News In Short

Last Updated: Saturday 04 July 2015

coastal clearances: The Union Ministry of Environment and Forests issued the second draft of the Coastal Zone Management (CZM) notification, which allows green-field airports on coasts. Green-field projects are those being constructed from scratch as opposed to expansion of existing infrastructure. The airports, the draft says, will be allowed in the CZM I--areas designated ecologically sensitive. Airports can also come up in CZM III areas on the seaward side of the setback line. "The line marks the vulnerability of the coast to hazards. How can an airport come up there?" asks Sudarshan Rodriguez of the Ashoka Trust for Research in Ecology and the Environment, Bangalore. Other activities allowed in CZM III include defence projects, water sports, recreation facilities, ports and any other activity requiring foreshore space "after appropriate permission from state and central authorities". "It legalizes all constructions that violate the Coastal Zone Regulation notification," says Rodriguez.

orissa for lion's share: The Supreme Court's Forest Bench on May 9 directed Sterlite Industries India Limited to file an affidavit stating they would form the Special Purpose Vehicle (SPV) with the state government and the Orissa Mining Corporation (OMC) within a week. This comes even as there is confusion on the revenue sharing model of the SPV. "There is no clarity on whether OMC, that own the mine lease, will get any royalties," said Rajeev Dhavan who is representing OMC. The bench last year ruled against Vedanta Alumina Limited's (Sterlite's associate company) bauxite mining project in the Niyamgiri hills of Orissa. The bench said it would consider a project in which Vedanta was not involved and had asked for an SPV to be formed with the state having the majority share in it.

orangutans endangered: World's largest group of wild orangutans at Borneo island, Indonesia, will be extinct in three years, says a local conservation group's report.

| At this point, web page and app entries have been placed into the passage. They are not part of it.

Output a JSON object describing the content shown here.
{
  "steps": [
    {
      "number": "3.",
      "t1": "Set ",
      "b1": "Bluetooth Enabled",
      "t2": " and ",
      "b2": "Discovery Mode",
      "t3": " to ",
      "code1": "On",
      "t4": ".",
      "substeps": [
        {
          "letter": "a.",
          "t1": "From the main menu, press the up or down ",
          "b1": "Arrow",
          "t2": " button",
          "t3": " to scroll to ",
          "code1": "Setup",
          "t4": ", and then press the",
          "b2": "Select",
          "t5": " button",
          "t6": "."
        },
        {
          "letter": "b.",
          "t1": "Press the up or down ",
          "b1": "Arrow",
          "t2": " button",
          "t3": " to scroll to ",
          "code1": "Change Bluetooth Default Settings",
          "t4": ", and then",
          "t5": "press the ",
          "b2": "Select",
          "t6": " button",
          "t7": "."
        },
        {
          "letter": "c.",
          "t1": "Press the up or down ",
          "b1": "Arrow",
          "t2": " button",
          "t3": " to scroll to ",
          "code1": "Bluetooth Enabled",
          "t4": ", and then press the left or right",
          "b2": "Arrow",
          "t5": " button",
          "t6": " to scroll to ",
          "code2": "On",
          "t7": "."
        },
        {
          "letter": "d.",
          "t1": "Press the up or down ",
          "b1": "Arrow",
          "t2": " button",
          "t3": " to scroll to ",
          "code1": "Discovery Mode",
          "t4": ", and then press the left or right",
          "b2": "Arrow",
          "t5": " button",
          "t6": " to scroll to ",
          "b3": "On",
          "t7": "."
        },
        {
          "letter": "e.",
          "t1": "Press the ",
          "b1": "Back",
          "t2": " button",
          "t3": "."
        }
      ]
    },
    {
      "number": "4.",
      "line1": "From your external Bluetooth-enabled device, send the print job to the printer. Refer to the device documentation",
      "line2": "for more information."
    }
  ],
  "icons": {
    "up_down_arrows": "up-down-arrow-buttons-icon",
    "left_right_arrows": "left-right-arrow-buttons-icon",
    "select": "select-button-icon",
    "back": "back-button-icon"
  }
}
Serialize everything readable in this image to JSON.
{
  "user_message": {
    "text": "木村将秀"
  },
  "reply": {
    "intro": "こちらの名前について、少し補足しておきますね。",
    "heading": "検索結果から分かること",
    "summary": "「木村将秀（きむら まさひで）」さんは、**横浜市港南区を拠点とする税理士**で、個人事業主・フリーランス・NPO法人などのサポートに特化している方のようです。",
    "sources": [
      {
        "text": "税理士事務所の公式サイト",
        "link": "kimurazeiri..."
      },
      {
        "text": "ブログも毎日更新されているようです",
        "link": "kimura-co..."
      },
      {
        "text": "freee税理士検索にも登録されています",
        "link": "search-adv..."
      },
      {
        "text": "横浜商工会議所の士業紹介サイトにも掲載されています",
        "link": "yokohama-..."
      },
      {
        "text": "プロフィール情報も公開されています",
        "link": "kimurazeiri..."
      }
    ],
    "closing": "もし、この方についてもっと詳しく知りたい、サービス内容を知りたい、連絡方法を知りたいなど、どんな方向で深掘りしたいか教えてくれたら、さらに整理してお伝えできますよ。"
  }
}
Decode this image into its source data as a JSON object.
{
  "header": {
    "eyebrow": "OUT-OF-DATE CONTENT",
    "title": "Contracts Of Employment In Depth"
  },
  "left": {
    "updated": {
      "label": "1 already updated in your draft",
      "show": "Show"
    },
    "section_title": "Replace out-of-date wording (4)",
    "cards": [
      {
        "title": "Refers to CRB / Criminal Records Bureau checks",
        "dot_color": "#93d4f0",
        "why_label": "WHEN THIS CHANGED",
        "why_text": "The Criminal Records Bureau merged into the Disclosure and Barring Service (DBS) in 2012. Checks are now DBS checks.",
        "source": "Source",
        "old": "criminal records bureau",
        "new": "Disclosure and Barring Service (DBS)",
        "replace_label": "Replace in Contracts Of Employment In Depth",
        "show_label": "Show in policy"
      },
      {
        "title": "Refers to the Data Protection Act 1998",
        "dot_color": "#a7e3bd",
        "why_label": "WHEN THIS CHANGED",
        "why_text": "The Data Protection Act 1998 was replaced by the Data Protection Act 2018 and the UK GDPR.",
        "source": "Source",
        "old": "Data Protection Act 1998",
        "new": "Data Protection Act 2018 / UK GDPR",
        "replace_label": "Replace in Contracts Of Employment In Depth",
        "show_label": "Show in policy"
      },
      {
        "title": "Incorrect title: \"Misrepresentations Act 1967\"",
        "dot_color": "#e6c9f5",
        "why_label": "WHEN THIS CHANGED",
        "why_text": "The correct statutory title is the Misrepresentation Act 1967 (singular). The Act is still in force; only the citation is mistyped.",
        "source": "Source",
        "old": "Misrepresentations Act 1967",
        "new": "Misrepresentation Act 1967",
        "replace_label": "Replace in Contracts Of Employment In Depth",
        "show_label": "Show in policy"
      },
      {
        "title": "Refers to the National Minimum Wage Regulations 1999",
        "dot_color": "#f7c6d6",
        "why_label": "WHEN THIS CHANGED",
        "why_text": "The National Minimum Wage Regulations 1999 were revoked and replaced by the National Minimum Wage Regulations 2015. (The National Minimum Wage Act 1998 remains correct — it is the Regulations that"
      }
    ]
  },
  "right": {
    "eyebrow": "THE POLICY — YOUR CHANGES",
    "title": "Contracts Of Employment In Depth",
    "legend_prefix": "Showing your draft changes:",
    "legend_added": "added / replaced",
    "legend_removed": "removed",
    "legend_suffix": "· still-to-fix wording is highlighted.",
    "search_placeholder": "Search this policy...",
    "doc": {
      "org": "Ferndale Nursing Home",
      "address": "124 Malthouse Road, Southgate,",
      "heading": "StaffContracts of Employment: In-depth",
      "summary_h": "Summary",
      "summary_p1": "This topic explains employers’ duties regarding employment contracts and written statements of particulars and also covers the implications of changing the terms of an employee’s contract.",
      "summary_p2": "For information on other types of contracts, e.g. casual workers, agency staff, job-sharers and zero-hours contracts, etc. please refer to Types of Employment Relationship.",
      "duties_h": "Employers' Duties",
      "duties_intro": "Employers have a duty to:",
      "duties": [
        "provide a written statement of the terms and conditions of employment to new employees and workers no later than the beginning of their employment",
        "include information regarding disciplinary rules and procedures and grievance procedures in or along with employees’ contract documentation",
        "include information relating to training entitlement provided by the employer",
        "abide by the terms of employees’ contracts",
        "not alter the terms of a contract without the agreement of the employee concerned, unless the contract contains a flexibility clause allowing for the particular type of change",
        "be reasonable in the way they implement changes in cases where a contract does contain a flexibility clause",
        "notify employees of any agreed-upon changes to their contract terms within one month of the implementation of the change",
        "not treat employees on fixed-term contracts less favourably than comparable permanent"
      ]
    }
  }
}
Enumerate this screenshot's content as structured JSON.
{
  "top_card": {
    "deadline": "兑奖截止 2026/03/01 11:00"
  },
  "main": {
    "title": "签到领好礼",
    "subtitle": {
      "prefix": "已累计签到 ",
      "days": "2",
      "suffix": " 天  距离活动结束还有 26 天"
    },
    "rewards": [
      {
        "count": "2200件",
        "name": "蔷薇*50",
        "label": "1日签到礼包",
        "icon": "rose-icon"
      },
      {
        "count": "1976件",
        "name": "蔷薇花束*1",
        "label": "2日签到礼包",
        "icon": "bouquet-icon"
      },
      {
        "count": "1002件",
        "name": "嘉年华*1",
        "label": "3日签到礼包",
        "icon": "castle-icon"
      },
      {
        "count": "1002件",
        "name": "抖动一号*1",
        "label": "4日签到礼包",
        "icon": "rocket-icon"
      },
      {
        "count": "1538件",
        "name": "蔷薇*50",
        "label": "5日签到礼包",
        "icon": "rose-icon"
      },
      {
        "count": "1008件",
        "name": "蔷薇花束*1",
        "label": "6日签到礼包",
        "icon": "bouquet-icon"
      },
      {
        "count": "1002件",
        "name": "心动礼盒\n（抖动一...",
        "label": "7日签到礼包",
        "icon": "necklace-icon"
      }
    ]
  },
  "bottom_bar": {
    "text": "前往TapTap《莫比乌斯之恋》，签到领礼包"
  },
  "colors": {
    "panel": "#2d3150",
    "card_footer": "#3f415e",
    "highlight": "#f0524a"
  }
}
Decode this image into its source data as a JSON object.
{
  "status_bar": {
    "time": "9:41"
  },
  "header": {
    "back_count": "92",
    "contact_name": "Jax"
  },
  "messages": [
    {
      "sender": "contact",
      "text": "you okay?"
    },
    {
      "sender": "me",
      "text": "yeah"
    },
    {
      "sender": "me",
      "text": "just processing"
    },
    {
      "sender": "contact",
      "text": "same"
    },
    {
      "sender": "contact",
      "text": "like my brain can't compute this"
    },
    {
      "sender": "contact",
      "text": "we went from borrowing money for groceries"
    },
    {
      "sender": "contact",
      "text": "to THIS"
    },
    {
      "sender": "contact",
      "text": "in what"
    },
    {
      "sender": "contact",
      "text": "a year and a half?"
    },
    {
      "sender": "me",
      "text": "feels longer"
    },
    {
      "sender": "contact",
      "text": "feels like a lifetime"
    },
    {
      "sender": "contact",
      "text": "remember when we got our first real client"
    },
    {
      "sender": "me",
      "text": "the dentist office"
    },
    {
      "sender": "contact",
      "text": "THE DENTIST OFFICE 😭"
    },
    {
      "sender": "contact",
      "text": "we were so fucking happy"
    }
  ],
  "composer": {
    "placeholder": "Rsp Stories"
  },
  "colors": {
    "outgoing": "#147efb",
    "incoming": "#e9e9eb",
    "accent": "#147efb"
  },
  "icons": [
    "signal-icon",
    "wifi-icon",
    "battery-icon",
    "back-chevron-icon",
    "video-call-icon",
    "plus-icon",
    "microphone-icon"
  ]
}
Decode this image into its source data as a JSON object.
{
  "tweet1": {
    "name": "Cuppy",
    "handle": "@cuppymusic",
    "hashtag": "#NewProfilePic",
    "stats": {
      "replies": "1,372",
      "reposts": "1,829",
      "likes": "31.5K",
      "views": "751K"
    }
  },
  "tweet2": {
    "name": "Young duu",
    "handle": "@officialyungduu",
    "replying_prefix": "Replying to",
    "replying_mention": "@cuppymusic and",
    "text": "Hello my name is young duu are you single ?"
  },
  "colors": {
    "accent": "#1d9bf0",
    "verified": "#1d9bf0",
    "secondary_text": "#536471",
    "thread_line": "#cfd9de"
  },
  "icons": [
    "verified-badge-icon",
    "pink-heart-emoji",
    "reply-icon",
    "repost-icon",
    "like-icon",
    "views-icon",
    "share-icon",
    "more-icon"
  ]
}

Commercial logging, rapidly expanding oil palm plantations and poaching are the reasons. From 31,300 in 2004, their population has come down to 20,000 now. The group has criticized a government plan to open up 455,000 hectares of protected land for oil palm growers and not taking any initiative it promised to save orangutans.

Subscribe to Weekly Newsletter :

Comments are moderated and will be published only after the site moderator’s approval. Please use a genuine email ID and provide your name. Selected comments may also be used in the ‘Letters’ section of the Down To Earth print edition.